• **ACTION ITEM**: What you give back should match the entries below character for character.

• **EXTRACTED RECORDS**:
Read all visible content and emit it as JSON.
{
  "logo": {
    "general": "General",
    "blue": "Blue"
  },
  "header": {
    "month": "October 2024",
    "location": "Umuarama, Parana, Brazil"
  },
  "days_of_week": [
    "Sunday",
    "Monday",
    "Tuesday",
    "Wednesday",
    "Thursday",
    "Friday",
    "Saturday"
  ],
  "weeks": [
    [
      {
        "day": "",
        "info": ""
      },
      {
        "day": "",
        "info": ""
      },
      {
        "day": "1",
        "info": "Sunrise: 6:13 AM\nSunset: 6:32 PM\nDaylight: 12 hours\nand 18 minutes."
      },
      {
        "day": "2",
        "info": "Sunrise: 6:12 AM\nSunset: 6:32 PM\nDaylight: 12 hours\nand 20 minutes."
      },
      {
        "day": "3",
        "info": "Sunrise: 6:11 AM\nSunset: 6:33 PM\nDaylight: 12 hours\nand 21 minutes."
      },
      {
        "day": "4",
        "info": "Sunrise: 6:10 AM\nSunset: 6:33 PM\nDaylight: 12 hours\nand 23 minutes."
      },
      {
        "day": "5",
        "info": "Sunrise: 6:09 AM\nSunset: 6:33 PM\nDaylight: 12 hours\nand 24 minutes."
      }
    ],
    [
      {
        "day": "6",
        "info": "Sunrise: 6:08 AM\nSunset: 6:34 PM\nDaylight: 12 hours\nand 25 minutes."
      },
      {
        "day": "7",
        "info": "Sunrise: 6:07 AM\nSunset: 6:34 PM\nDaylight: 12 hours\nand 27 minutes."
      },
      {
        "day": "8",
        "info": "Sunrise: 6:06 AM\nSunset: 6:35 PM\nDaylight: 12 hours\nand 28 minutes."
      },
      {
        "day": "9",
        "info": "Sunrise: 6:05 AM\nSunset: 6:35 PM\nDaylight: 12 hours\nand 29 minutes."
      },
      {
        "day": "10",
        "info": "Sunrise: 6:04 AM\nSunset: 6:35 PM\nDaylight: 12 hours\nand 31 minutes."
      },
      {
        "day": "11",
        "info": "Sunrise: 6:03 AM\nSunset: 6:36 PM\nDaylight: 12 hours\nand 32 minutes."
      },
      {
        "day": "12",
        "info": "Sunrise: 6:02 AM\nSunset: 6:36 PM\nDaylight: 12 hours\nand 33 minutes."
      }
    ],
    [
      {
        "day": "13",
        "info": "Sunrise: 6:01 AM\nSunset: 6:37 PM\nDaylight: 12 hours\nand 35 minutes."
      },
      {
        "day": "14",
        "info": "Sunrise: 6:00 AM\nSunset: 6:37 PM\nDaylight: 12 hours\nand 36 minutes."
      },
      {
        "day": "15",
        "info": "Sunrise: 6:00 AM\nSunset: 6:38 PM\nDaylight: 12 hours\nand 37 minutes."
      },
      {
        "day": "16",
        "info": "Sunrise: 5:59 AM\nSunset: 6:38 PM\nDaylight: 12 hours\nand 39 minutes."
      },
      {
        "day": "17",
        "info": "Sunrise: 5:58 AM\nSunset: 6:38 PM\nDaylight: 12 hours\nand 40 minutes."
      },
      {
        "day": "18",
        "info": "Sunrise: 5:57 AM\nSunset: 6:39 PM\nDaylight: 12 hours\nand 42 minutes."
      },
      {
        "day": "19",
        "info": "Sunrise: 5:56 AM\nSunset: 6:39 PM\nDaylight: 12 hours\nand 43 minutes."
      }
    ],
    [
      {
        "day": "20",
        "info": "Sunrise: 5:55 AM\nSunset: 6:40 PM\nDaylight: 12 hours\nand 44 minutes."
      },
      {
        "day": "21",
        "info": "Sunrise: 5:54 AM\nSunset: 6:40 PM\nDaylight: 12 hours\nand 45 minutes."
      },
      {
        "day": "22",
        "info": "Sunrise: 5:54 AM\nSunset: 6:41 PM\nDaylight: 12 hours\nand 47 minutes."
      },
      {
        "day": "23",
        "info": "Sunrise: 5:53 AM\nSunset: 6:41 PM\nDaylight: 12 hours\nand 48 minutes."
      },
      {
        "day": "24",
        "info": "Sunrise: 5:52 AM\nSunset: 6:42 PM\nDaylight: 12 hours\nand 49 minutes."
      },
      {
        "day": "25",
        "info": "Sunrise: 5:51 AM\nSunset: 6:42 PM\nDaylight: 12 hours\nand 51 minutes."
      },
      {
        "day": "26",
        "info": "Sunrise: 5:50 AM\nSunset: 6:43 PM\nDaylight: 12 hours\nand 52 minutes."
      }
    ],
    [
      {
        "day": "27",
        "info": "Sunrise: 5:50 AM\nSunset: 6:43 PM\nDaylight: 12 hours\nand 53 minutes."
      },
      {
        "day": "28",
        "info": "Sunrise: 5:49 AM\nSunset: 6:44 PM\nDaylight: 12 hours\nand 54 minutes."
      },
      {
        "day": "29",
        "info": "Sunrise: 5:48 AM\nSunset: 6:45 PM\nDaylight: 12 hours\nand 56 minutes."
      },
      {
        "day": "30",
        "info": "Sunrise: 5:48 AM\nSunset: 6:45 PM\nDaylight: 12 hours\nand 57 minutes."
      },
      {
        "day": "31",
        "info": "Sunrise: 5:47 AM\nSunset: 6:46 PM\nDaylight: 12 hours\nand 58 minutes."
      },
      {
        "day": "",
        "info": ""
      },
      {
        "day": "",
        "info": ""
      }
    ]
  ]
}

• **WRITTEN SOLUTION**:
Read all visible content and emit it as JSON.
{
  "logo": {
    "general": "General",
    "blue": "Blue"
  },
  "header": {
    "month": "October 2024",
    "location": "Umuarama, Parana, Brazil"
  },
  "days_of_week": [
    "Sunday",
    "Monday",
    "Tuesday",
    "Wednesday",
    "Thursday",
    "Friday",
    "Saturday"
  ],
  "weeks": [
    [
      {
        "day": "",
        "info": ""
      },
      {
        "day": "",
        "info": ""
      },
      {
        "day": "1",
        "info": "Sunrise: 6:13 AM\nSunset: 6:32 PM\nDaylight: 12 hours\nand 18 minutes."
      },
      {
        "day": "2",
        "info": "Sunrise: 6:12 AM\nSunset: 6:32 PM\nDaylight: 12 hours\nand 20 minutes."
      },
      {
        "day": "3",
        "info": "Sunrise: 6:11 AM\nSunset: 6:33 PM\nDaylight: 12 hours\nand 21 minutes."
      },
      {
        "day": "4",
        "info": "Sunrise: 6:10 AM\nSunset: 6:33 PM\nDaylight: 12 hours\nand 23 minutes."
      },
      {
        "day": "5",
        "info": "Sunrise: 6:09 AM\nSunset: 6:33 PM\nDaylight: 12 hours\nand 24 minutes."
      }
    ],
    [
      {
        "day": "6",
        "info": "Sunrise: 6:08 AM\nSunset: 6:34 PM\nDaylight: 12 hours\nand 25 minutes."
      },
      {
        "day": "7",
        "info": "Sunrise: 6:07 AM\nSunset: 6:34 PM\nDaylight: 12 hours\nand 27 minutes."
      },
      {
        "day": "8",
        "info": "Sunrise: 6:06 AM\nSunset: 6:35 PM\nDaylight: 12 hours\nand 28 minutes."
      },
      {
        "day": "9",
        "info": "Sunrise: 6:05 AM\nSunset: 6:35 PM\nDaylight: 12 hours\nand 29 minutes."
      },
      {
        "day": "10",
        "info": "Sunrise: 6:04 AM\nSunset: 6:35 PM\nDaylight: 12 hours\nand 31 minutes."
      },
      {
        "day": "11",
        "info": "Sunrise: 6:03 AM\nSunset: 6:36 PM\nDaylight: 12 hours\nand 32 minutes."
      },
      {
        "day": "12",
        "info": "Sunrise: 6:02 AM\nSunset: 6:36 PM\nDaylight: 12 hours\nand 33 minutes."
      }
    ],
    [
      {
        "day": "13",
        "info": "Sunrise: 6:01 AM\nSunset: 6:37 PM\nDaylight: 12 hours\nand 35 minutes."
      },
      {
        "day": "14",
        "info": "Sunrise: 6:00 AM\nSunset: 6:37 PM\nDaylight: 12 hours\nand 36 minutes."
      },
      {
        "day": "15",
        "info": "Sunrise: 6:00 AM\nSunset: 6:38 PM\nDaylight: 12 hours\nand 37 minutes."
      },
      {
        "day": "16",
        "info": "Sunrise: 5:59 AM\nSunset: 6:38 PM\nDaylight: 12 hours\nand 39 minutes."
      },
      {
        "day": "17",
        "info": "Sunrise: 5:58 AM\nSunset: 6:38 PM\nDaylight: 12 hours\nand 40 minutes."
      },
      {
        "day": "18",
        "info": "Sunrise: 5:57 AM\nSunset: 6:39 PM\nDaylight: 12 hours\nand 42 minutes."
      },
      {
        "day": "19",
        "info": "Sunrise: 5:56 AM\nSunset: 6:39 PM\nDaylight: 12 hours\nand 43 minutes."
      }
    ],
    [
      {
        "day": "20",
        "info": "Sunrise: 5:55 AM\nSunset: 6:40 PM\nDaylight: 12 hours\nand 44 minutes."
      },
      {
        "day": "21",
        "info": "Sunrise: 5:54 AM\nSunset: 6:40 PM\nDaylight: 12 hours\nand 45 minutes."
      },
      {
        "day": "22",
        "info": "Sunrise: 5:54 AM\nSunset: 6:41 PM\nDaylight: 12 hours\nand 47 minutes."
      },
      {
        "day": "23",
        "info": "Sunrise: 5:53 AM\nSunset: 6:41 PM\nDaylight: 12 hours\nand 48 minutes."
      },
      {
        "day": "24",
        "info": "Sunrise: 5:52 AM\nSunset: 6:42 PM\nDaylight: 12 hours\nand 49 minutes."
      },
      {
        "day": "25",
        "info": "Sunrise: 5:51 AM\nSunset: 6:42 PM\nDaylight: 12 hours\nand 51 minutes."
      },
      {
        "day": "26",
        "info": "Sunrise: 5:50 AM\nSunset: 6:43 PM\nDaylight: 12 hours\nand 52 minutes."
      }
    ],
    [
      {
        "day": "27",
        "info": "Sunrise: 5:50 AM\nSunset: 6:43 PM\nDaylight: 12 hours\nand 53 minutes."
      },
      {
        "day": "28",
        "info": "Sunrise: 5:49 AM\nSunset: 6:44 PM\nDaylight: 12 hours\nand 54 minutes."
      },
      {
        "day": "29",
        "info": "Sunrise: 5:48 AM\nSunset: 6:45 PM\nDaylight: 12 hours\nand 56 minutes."
      },
      {
        "day": "30",
        "info": "Sunrise: 5:48 AM\nSunset: 6:45 PM\nDaylight: 12 hours\nand 57 minutes."
      },
      {
        "day": "31",
        "info": "Sunrise: 5:47 AM\nSunset: 6:46 PM\nDaylight: 12 hours\nand 58 minutes."
      },
      {
        "day": "",
        "info": ""
      },
      {
        "day": "",
        "info": ""
      }
    ]
  ]
}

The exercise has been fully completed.